*Work to be completed*:
Show, from the records below, all lines that contain the word "name".

*Given entries*:
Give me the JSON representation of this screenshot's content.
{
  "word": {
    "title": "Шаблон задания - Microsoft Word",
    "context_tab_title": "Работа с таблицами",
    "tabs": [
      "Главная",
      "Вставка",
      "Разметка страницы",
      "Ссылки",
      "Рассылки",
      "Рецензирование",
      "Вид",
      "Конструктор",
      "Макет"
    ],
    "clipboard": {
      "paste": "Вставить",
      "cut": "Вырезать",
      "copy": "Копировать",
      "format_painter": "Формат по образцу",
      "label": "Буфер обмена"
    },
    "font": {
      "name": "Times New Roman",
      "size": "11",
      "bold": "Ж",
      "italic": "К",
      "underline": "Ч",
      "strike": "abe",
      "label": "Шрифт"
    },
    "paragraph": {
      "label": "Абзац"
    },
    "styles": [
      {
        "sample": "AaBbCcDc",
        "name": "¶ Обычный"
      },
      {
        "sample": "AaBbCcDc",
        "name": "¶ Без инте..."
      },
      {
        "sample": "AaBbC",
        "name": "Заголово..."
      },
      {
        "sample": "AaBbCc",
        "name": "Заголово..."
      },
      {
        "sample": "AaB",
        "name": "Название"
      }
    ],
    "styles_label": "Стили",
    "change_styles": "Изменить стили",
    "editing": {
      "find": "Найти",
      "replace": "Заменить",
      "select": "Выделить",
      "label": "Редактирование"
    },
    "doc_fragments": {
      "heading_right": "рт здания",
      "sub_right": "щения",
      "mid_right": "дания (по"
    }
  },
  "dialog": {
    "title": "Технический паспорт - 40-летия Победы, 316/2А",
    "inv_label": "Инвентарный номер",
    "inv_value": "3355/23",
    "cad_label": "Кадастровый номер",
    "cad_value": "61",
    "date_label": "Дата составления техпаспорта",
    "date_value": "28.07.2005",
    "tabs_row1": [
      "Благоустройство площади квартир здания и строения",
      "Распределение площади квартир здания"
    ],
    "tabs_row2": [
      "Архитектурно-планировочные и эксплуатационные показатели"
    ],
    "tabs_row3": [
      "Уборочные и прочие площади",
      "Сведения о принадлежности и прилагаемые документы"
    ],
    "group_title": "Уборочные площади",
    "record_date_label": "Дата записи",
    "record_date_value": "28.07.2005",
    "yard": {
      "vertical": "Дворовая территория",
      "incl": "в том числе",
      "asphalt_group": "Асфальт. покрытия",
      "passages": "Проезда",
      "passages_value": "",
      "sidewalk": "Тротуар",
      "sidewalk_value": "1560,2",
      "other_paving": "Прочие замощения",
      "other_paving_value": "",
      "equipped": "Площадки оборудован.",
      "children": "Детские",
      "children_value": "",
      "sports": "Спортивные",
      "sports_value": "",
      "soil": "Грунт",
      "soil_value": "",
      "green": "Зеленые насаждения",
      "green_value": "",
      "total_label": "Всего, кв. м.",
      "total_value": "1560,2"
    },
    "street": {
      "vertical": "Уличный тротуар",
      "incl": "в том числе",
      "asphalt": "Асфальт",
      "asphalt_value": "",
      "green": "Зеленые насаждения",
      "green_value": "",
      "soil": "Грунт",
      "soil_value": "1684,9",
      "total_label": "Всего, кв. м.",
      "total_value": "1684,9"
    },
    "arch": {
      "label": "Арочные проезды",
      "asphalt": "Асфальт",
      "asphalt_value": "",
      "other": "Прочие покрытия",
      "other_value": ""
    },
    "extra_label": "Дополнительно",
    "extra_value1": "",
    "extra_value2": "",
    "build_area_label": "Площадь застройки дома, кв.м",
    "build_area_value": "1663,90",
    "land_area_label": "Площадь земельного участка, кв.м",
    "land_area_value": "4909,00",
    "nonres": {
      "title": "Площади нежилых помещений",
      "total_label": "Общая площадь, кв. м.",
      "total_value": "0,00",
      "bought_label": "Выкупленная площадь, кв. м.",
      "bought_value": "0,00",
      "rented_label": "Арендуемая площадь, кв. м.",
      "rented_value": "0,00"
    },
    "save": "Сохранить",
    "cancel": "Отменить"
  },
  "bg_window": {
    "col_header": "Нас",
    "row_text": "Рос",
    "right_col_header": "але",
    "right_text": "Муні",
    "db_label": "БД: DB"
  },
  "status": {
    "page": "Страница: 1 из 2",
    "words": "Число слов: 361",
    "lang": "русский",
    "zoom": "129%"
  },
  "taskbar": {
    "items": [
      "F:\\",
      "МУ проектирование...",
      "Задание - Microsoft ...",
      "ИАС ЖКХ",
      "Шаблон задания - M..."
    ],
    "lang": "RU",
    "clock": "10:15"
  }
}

*Task result*:
      "name": "Times New Roman",
        "name": "¶ Обычный"
        "name": "¶ Без инте..."
        "name": "Заголово..."
        "name": "Заголово..."
        "name": "Название"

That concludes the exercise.